Robertson is a cognitive neuroscientist, whose work focuses on understanding how memory and perceptual systems interact in the human brain. Her work also targets how some of these mechanisms may change in brains that are neurodivergent. Among her many honors and fellowships, Robertson has been named a NARSAD Young Investigator of the Brain and Behavior Foundation, a Kavli Fellow of the National Academy of Sciences, and an NSF Career Awardee. Her research has been published in top journals including Nature Neuroscience, Nature Reviews Neuroscience, PNAS, Current Biology, and Journal of Neuroscience.

Gregory Sharp, Associate Professor of Sociology
Sharp is interested in how the places in which people live, work, and play are key features and determinants of social inequality and health in the U.S. Recent research focuses on neighborhood environments and residents' attitudes, community engagement, and health, including the risk of diabetes, obesity, hypertension, and smoking. His work has appeared in various interdisciplinary journals, including Demography, Social Science & Medicine, Social Problems, Social Science Research, and City & Community. He has received grants from such funding agencies as the National Institutes of Health and the Nelson A. Rockefeller Center for Public Policy and the Social Sciences.

The following associate professors were awarded tenure. 

Darlene Drummond, Associate Professor of Speech 
Drummond's research focuses on health communication, with an emphasis on how patients and providers communicate about chronic illness, infectious disease, and cancer care. She is particularly interested in communication between Black patients and health care providers. This applied research aims to identify specific language and communication strategies that are effective in helping people meet their healthcare needs, and helping health care providers better meet the needs of diverse patients. Drummond also serves as an adjunct associate professor at the Dartmouth Institute of the Geisel School of Medicine.

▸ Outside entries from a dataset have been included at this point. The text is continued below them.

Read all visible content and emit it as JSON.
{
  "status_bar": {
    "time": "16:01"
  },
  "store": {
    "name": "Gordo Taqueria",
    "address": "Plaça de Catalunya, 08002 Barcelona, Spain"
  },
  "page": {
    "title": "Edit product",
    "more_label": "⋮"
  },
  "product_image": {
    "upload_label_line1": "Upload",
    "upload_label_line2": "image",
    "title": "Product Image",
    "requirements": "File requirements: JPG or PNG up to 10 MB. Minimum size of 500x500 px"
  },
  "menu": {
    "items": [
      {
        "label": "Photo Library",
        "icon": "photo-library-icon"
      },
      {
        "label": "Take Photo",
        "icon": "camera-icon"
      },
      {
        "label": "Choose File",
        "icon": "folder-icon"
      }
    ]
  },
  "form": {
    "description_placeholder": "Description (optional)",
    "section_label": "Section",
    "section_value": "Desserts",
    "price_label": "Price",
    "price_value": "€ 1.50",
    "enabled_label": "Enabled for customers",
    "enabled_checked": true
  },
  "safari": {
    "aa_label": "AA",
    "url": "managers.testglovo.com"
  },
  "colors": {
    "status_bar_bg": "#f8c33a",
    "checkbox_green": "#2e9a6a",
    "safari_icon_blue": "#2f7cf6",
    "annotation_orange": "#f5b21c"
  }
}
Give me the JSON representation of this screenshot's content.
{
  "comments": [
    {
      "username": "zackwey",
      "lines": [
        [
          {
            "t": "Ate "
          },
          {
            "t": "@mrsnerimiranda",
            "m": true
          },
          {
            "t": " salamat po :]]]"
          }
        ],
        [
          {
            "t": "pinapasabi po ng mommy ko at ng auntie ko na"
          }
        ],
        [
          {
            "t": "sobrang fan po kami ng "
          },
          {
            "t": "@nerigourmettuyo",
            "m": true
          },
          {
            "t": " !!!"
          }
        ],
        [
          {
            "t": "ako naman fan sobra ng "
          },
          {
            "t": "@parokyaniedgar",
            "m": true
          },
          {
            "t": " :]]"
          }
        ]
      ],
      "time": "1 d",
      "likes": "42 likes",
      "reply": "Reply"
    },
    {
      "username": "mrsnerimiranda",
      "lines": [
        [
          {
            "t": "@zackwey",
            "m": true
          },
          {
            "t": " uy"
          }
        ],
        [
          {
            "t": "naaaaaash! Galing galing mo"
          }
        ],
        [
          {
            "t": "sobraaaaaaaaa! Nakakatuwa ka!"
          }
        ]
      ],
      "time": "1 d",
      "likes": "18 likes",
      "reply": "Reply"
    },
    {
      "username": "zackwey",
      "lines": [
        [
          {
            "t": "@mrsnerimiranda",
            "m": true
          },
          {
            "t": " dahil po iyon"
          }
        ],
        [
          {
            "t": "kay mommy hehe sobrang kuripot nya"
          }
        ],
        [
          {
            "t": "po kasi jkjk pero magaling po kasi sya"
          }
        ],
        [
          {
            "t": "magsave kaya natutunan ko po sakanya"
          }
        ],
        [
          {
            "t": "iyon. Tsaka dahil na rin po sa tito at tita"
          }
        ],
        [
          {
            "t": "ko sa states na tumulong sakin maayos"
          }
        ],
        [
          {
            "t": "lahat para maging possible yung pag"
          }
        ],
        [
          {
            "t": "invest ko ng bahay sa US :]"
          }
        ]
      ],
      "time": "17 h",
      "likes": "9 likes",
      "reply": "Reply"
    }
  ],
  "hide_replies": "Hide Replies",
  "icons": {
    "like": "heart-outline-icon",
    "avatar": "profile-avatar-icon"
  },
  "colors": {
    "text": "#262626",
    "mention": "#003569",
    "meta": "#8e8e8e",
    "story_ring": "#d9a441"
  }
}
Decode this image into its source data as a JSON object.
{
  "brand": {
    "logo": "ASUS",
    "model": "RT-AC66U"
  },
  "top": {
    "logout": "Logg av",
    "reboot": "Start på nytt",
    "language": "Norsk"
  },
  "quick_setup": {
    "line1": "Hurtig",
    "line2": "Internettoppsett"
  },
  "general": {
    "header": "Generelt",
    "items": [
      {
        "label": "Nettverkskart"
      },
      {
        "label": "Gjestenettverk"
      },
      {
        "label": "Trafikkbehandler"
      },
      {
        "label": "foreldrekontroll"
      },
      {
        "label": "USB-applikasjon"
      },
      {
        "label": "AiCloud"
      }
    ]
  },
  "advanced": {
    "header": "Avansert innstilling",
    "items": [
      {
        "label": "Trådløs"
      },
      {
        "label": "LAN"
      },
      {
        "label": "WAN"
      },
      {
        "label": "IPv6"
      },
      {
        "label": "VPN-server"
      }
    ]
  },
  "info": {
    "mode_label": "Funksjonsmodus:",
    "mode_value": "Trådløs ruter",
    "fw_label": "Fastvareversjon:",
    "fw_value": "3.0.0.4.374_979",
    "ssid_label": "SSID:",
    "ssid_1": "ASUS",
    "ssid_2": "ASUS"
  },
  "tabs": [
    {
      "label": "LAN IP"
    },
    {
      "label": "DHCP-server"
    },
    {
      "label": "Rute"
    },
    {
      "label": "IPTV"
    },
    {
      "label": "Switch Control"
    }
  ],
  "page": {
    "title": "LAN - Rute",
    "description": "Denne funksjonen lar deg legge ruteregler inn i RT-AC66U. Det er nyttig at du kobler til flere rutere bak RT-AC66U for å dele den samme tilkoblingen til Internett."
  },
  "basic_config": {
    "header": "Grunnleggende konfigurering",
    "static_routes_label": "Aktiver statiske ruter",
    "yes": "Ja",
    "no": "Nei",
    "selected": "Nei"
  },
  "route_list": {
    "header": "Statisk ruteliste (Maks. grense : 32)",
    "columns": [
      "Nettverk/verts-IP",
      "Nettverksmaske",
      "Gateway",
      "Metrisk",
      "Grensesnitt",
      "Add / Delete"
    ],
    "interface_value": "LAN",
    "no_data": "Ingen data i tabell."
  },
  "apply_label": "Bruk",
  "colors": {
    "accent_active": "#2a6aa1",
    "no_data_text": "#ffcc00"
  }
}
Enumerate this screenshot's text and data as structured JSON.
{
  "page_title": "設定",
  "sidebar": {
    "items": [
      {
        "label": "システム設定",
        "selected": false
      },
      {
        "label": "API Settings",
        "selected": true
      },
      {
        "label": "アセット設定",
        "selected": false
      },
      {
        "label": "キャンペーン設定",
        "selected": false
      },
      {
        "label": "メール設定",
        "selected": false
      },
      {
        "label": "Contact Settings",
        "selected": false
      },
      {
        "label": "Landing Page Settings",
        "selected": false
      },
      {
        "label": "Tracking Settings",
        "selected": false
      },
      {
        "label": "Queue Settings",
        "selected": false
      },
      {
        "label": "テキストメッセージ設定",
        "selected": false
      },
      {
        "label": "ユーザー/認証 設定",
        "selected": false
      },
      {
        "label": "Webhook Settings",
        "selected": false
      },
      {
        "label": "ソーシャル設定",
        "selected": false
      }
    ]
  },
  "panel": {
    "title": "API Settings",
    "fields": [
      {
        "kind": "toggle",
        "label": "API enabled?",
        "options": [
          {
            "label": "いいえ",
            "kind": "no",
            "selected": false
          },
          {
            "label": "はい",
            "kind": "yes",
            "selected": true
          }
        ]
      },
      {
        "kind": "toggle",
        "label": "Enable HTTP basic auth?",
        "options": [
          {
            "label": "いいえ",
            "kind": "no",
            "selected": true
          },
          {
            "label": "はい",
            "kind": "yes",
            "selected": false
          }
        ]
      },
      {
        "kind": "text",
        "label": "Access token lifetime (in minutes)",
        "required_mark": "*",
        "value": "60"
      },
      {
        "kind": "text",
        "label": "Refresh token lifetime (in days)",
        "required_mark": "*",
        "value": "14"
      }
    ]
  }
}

Stuart Finkel, Associate Professor of East European, Eurasian, and Russian Studies 
Finkel is a scholar of Russian history specializing in the late imperial and Soviet eras. He examines the role of the intelligentsia after the two revolutions of 1917 in creating a distinctly Soviet public sphere and the subsequent cultural "Bolshevizing" of civil society and consolidation of the power of the secret police. Finkel is the author of numerous scholarly articles and two books, On the Ideological Front: The Russian Intelligentsia and the Making of the Soviet Public Sphere and Revolutionary Philanthropy: Aid to Political Prisoners and Exiles in Late Imperial Russia. A third monograph, Defending the Enemy: The Political Red Cross and Aid to Soviet Political Prisoners, is slated for 2026.